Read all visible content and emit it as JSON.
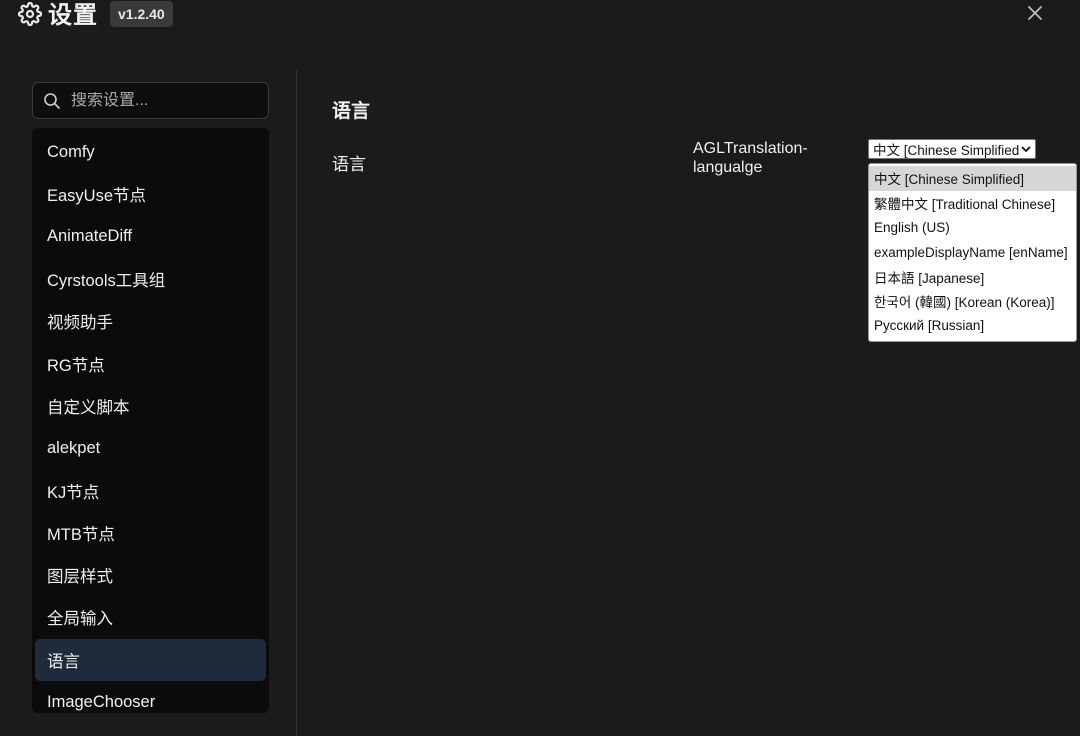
{
  "header": {
    "title": "设置",
    "version": "v1.2.40",
    "gear_icon": "gear-icon",
    "close_icon": "close-icon"
  },
  "search": {
    "placeholder": "搜索设置...",
    "value": ""
  },
  "sidebar": {
    "items": [
      {
        "label": "Comfy"
      },
      {
        "label": "EasyUse节点"
      },
      {
        "label": "AnimateDiff"
      },
      {
        "label": "Cyrstools工具组"
      },
      {
        "label": "视频助手"
      },
      {
        "label": "RG节点"
      },
      {
        "label": "自定义脚本"
      },
      {
        "label": "alekpet"
      },
      {
        "label": "KJ节点"
      },
      {
        "label": "MTB节点"
      },
      {
        "label": "图层样式"
      },
      {
        "label": "全局输入"
      },
      {
        "label": "语言"
      },
      {
        "label": "ImageChooser"
      }
    ],
    "active_index": 12
  },
  "main": {
    "section_title": "语言",
    "setting": {
      "label": "语言",
      "id_line1": "AGLTranslation-",
      "id_line2": "langualge",
      "selected_value": "中文 [Chinese Simplified]"
    },
    "dropdown_options": [
      "中文 [Chinese Simplified]",
      "繁體中文 [Traditional Chinese]",
      "English (US)",
      "exampleDisplayName [enName]",
      "日本語 [Japanese]",
      "한국어 (韓國) [Korean (Korea)]",
      "Русский [Russian]"
    ]
  },
  "colors": {
    "background": "#1b1b1c",
    "sidebar_bg": "#0b0b0c",
    "active_item": "#1f2b3a",
    "badge_bg": "#3a3a3c"
  }
}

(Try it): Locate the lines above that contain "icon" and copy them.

(Answer to the exercise):
    "gear_icon": "gear-icon",
    "close_icon": "close-icon"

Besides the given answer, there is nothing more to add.